Mondays happen to all of us once a week.
Here’s another deep thought. Some Mondays are great, and others are Monday-type Mondays.
Around here, today was a Monday-type Monday. You know the kind. Everyone had to get up far earlier than they wanted to. All of those little things that seemed attainable when you thought about them on Sunday night turned into nightmares when you tried to accomplish them. It was too cold outside…again…you’d think it was winter or something! This was the kind of Monday where your children fought naps, your cupboards grew more bare in spite of the fact that your grocery list is still non-existent, and you may or may not have dishes still taunting you from the sink after 10:00 at night. But that’s just a general example. Any truth to the description just described is purely coincidental. 😉
One thing continually grated on my nerves today, and I’m convinced that it is both the primary reason that my day was a Monday-type Monday as well as the very part that is today’s redeeming quality.
It was the fit throwing of my two sweet children. The kind of fits that involve tears, and dramatic body lunges, attempting to somehow injure one’s self in the process for the sake of “proving one’s point” to the offending parties. The fits that are made up of whining, determination to keep it up for the long haul no matter how many times the parents step in to handle things appropriately.
It was quite pleasant, as you can imagine. My nerves were shredded like cabbage for sauerkraut.
It was somewhere in the midst of tragedy number 37 of the day that I really heard what I’d been saying and thinking all day long. “You’re spending so much time crying about how much you don’t want to do this and how hard it is that you are wasting the time you could be enjoying yourself.”
It was during the continued tears and objections of fit number 37 that I stopped inwardly rolling my eyes at how ridiculous it was to cry about picking up a few little toys off the floor while baby sister cried at my audacity to think that putting her down for a nap would somehow make her less tired. Right then, God gently challenged me to apply the phrase I’d had on repeat all day to my own life when it comes to His plans for my life.
The thing is, God has placed dreams in my heart. I know they’re what He wants for me, and I do want them too, but sometimes I get kind of whiny when it comes time to do the work. Like writing this blog post at 10:42 P.M. when I’d rather be catching up on “The Next Great Baker” on Netflix. However, part of His dream is for me to write, if only for an audience of One. While I oftentimes want to put my thoughts into the written word, there are many times when I whine myself out of the time to get it done.
“I want to do it, but I’m too tired to move.”
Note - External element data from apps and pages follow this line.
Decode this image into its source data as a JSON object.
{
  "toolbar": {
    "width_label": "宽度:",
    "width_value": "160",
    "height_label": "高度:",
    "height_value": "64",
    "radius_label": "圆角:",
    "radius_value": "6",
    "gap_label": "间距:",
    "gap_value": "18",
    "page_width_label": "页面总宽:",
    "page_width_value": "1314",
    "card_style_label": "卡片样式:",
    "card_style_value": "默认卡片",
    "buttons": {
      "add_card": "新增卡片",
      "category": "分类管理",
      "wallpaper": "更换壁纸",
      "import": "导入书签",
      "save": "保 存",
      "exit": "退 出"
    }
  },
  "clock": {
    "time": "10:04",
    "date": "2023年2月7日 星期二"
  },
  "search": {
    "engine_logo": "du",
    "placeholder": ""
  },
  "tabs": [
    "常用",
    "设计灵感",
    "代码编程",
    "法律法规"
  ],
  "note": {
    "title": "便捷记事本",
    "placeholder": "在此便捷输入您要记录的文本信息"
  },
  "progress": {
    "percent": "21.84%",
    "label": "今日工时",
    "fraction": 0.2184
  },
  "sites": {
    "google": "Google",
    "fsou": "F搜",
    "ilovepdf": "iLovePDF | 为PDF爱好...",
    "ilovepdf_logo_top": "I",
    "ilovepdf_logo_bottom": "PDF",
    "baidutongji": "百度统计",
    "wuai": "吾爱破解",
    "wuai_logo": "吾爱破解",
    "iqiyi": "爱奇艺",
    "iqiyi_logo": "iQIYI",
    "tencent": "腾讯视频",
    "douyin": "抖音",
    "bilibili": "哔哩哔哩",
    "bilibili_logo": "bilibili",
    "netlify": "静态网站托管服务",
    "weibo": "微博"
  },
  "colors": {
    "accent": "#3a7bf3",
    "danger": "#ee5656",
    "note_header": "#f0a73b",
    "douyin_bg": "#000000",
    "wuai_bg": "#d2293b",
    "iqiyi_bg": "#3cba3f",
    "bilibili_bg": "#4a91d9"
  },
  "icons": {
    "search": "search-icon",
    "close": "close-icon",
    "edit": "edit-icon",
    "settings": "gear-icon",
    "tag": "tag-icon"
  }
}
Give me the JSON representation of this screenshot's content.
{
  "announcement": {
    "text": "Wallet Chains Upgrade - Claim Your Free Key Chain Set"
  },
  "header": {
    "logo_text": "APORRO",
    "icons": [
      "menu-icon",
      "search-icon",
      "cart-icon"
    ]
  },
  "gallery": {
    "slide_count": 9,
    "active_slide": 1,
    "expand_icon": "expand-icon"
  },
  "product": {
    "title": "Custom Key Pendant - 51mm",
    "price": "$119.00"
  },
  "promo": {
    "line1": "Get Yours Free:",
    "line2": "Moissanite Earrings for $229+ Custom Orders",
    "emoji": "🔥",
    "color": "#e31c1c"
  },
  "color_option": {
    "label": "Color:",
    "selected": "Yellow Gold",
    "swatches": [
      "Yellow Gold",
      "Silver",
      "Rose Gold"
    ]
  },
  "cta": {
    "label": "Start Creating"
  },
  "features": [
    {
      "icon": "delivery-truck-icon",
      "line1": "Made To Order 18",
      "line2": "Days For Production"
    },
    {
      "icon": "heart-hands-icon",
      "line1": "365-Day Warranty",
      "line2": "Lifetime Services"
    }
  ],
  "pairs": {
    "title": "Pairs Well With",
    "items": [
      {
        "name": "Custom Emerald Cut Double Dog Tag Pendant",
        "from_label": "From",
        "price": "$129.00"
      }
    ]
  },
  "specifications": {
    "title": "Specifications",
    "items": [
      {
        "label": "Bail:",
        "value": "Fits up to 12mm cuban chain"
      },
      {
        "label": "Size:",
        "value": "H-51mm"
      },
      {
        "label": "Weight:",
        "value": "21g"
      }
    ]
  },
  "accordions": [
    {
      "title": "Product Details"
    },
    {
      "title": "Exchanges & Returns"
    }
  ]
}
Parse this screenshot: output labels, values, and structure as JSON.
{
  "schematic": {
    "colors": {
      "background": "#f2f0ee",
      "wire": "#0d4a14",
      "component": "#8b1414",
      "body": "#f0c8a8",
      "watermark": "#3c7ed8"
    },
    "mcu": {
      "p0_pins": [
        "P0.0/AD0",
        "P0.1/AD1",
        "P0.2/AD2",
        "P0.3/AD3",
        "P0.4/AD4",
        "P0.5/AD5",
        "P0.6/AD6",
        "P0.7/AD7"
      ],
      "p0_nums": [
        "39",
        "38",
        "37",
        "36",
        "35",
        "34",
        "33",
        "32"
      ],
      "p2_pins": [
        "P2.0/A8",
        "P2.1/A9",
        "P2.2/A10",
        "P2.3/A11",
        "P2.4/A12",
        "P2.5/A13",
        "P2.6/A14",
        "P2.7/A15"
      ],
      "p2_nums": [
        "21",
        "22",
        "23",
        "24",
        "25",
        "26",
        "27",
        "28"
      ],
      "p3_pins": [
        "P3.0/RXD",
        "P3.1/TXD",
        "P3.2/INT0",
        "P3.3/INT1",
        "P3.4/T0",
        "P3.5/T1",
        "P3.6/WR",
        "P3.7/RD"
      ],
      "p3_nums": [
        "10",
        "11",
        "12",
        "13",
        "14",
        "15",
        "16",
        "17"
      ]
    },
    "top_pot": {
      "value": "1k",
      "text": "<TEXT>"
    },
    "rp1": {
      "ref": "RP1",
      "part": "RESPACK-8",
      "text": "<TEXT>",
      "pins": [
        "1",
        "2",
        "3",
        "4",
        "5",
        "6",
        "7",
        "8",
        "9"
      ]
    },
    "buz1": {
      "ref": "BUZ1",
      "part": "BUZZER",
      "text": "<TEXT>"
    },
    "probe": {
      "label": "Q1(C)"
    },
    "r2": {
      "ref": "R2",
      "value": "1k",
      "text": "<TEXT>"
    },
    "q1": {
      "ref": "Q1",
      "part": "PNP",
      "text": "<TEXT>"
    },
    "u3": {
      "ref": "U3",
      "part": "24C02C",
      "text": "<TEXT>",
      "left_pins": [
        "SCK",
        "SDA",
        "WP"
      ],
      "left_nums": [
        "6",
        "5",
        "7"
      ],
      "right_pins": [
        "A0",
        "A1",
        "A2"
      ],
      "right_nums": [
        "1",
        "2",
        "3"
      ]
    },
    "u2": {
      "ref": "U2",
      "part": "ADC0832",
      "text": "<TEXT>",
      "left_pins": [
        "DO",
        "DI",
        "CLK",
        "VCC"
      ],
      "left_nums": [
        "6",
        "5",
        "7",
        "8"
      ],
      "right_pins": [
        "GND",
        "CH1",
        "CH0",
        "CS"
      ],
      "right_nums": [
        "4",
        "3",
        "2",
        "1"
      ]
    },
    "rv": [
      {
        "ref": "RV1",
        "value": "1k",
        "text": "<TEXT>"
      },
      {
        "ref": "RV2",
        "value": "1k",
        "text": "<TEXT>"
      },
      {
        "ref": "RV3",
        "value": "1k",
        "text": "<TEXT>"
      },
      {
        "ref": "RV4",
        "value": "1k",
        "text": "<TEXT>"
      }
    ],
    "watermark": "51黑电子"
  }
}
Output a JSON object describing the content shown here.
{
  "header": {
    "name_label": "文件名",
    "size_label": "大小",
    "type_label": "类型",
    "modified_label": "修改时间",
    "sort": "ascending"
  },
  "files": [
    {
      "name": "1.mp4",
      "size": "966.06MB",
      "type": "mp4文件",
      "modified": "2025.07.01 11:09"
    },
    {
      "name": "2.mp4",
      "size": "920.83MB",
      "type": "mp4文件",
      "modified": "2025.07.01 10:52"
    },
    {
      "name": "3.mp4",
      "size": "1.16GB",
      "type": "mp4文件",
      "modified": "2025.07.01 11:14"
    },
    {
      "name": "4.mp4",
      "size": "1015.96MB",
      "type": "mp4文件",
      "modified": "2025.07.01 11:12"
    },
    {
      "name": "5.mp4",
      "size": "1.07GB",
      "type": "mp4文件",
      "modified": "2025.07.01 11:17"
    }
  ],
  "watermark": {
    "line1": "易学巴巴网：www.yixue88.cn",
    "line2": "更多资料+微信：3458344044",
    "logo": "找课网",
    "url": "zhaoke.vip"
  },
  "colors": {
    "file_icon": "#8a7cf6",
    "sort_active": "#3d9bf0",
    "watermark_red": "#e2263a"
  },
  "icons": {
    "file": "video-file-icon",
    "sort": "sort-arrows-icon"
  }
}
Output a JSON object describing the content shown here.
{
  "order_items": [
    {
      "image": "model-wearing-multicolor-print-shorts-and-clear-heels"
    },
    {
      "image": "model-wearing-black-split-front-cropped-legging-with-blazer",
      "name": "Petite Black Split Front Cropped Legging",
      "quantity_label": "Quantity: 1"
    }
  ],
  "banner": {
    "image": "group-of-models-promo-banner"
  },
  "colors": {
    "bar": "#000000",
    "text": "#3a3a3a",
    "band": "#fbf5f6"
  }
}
“After a day like today, I can’t think clearly enough to get anything into a coherent sentence.” (Let the records show that sometimes, this excuse is legitimate, but not as often as I use it.)
“I don’t feel inspired enough to write anything worthwhile.”
“No matter what I do to organize quiet time to myself so I can write, one of those munchkins wakes up, refuses to sleep, or needs my attention.”
The list grows the longer I whine, and the next thing I know, I lose my chance to do what I love. It’s not because of anyone else; it’s because I chose to not focus on the positives, be creative, and buckle down to do my work.
It’s true that finding something to be thankful for in every circumstance – even Monday-type Mondays – will make your day better. It’s also true that even wailing children and piles of laundry can teach you something about yourself.
So let me ask. What God-given dream are you having a hard time accomplishing because you’ve inadvertently given in to the whine-monster?
Linking up with Jen Ferguson.